• [Given data]
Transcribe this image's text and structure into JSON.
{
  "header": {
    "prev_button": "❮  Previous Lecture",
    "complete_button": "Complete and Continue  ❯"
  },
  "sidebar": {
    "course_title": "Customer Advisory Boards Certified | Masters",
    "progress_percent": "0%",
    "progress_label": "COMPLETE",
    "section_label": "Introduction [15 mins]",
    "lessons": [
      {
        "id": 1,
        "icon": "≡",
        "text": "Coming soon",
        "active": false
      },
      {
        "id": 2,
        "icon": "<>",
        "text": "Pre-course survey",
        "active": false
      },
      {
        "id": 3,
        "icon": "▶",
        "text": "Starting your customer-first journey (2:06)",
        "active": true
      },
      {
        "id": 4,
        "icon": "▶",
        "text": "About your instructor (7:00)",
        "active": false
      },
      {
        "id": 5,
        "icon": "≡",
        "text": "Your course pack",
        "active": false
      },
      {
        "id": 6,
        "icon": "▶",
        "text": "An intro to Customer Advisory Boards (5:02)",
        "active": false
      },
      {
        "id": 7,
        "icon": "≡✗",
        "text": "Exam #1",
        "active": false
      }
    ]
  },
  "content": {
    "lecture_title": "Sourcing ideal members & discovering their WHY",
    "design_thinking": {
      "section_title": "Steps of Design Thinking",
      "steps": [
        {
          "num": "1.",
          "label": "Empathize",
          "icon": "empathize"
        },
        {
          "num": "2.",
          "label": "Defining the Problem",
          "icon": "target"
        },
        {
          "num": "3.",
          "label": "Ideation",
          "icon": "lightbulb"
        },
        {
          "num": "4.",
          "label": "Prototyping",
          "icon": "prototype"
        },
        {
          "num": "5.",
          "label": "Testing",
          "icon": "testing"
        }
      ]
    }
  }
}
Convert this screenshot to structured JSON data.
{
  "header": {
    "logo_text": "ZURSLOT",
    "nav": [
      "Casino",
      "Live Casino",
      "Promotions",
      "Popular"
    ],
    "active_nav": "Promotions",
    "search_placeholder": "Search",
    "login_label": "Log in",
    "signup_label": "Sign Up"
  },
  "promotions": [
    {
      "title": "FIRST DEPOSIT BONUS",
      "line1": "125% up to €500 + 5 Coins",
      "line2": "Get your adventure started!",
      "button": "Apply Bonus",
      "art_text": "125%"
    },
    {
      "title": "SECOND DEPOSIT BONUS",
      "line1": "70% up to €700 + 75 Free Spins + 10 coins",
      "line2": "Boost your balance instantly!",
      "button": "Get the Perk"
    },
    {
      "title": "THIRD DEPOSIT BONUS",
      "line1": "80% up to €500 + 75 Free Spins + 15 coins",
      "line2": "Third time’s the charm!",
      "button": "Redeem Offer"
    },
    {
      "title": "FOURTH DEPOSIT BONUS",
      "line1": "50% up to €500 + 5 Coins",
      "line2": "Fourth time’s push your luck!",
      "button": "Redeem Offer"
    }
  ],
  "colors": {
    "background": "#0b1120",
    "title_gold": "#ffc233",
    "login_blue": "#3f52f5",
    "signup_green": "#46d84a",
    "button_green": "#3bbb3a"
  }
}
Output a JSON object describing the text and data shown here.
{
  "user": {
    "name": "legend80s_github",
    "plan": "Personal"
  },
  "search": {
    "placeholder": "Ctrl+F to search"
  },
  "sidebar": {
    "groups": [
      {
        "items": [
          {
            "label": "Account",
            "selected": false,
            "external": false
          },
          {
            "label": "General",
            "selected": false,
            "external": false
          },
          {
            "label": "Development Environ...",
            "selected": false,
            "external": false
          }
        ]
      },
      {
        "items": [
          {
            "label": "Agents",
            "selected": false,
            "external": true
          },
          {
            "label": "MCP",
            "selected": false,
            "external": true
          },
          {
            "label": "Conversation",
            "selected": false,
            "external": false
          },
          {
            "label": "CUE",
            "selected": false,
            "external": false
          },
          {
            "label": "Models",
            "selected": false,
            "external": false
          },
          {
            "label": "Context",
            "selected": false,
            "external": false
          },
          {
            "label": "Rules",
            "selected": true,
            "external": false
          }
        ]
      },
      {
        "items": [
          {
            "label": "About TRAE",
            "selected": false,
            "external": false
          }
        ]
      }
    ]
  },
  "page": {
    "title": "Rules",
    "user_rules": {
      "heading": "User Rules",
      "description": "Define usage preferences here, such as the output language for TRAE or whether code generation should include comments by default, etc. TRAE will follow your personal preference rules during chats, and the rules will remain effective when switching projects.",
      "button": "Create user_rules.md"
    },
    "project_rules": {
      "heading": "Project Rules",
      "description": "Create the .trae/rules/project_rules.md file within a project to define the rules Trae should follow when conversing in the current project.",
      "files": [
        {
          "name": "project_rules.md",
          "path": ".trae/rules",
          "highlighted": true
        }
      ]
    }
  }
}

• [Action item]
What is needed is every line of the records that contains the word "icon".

• [Solution for this problem]
        "icon": "≡",
        "icon": "<>",
        "icon": "▶",
        "icon": "▶",
        "icon": "≡",
        "icon": "▶",
        "icon": "≡✗",
          "icon": "empathize"
          "icon": "target"
          "icon": "lightbulb"
          "icon": "prototype"
          "icon": "testing"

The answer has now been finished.